In this fourth installment of my series about learning how to say no, (click here to read earlier posts), I’m sharing some insights from a client.
A Vicious Cycle
Susan (not her real name) was paralyzed by competing demands for her time. She was overwhelmed with doubt and indecision, which led to procrastination. Instead of working on important tasks, she escaped to meaningless busy work, falling more and more behind.
Susan’s To Do list was not reasonable for one person, and yet she often accepted even more work. She explained that she believed she should have time to do everything, if only she could manage her time better. She was guilt-ridden, and felt she didn’t have the right to say no. Her expectations of herself grew, as she took on more. It was a vicious cycle.
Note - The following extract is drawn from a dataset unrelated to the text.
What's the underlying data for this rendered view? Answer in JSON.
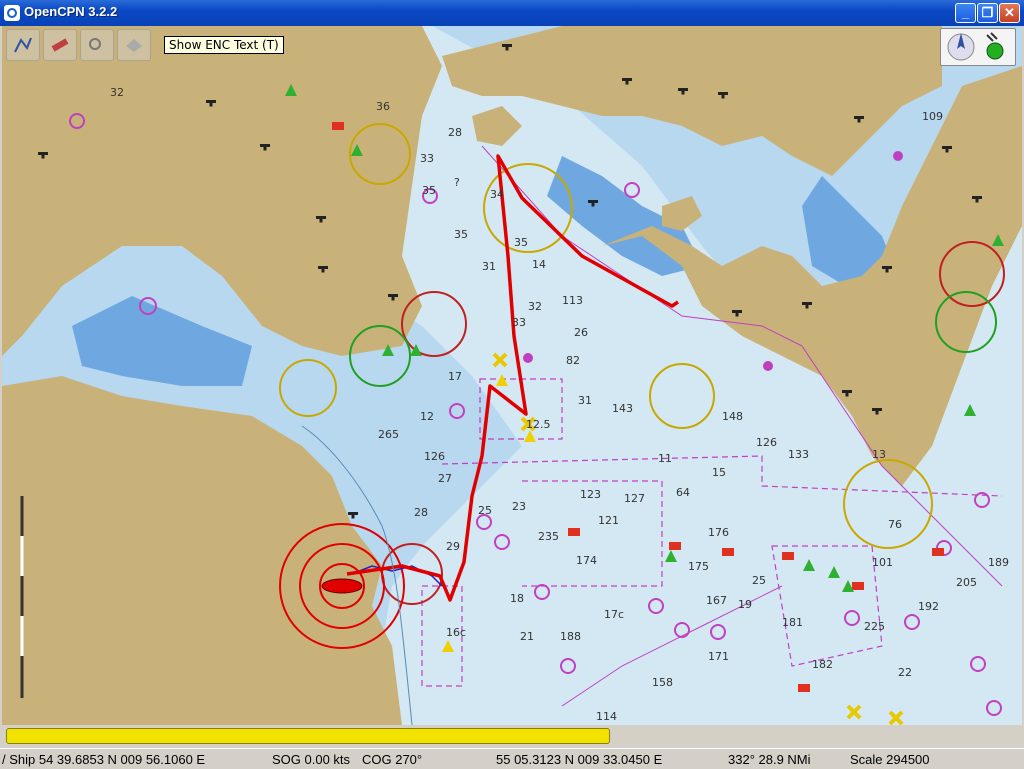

A Critical Factor
With coaching, Susan gained insights about the overwhelm at the heart of her procrastination, and she discovered that self-care is critical. The more Susan took good care of herself, the less she felt overwhelmed. She was able to make decisions more easily, and her confidence grew. She stopped expecting so much of herself, and actually started accomplishing more!
Reframing the Option to Say No
This understanding helped Susan reframe her options. Instead of feeling that she hadn’t earned the right to say no, she focused on the ways she was actually saying yes. She wrote me recently, and shared the following:
In my experience, I often struggle to say no to other people’s requests for my time, expertise, etc. One thing that helps me is to think of it as saying “yes” to myself. Like “no” to my friend even though I like them and want to go out for coffee/dinner/whatever, right now I’m overextended and exhausted and I am worthy of having downtime to rest. “yes” to myself and to rest and relaxation. If they’re really my friend, they’ll understand. Or “no” to my boss’s latest request and “yes” to my sanity at work. Often, “no” can be shifted to “not right now” or a re-negotiation of the deadline, or a re-negotiation of priorities. Which helps me kind of put the choice back to them (ok, do you want me to work on your expense report, or the newsletter to our teams?, etc).
Susan also shared an important point that we don’t consider often enough:
… other people’s needs are their own responsibility, and just because I *can* help someone fulfill a need (for companionship, or work) usually I am not the only possible person who can fulfill that need for them. I can trust them to be creative and resourceful, and not assume that they will be lost without me.
I really like Susan’s positive approach. She reframed saying no into creating opportunities for both herself and others. Since she started saying no to unrealistic requests for her time, and yes to nurturing her best self, she has gotten a promotion at work and achieved important personal goals. I appreciate that she allowed me to share what she learned, and I hope her words of wisdom can help us all remember that it’s okay to say no!
Image courtesy of jk1991 at FreeDigitalPhotos.net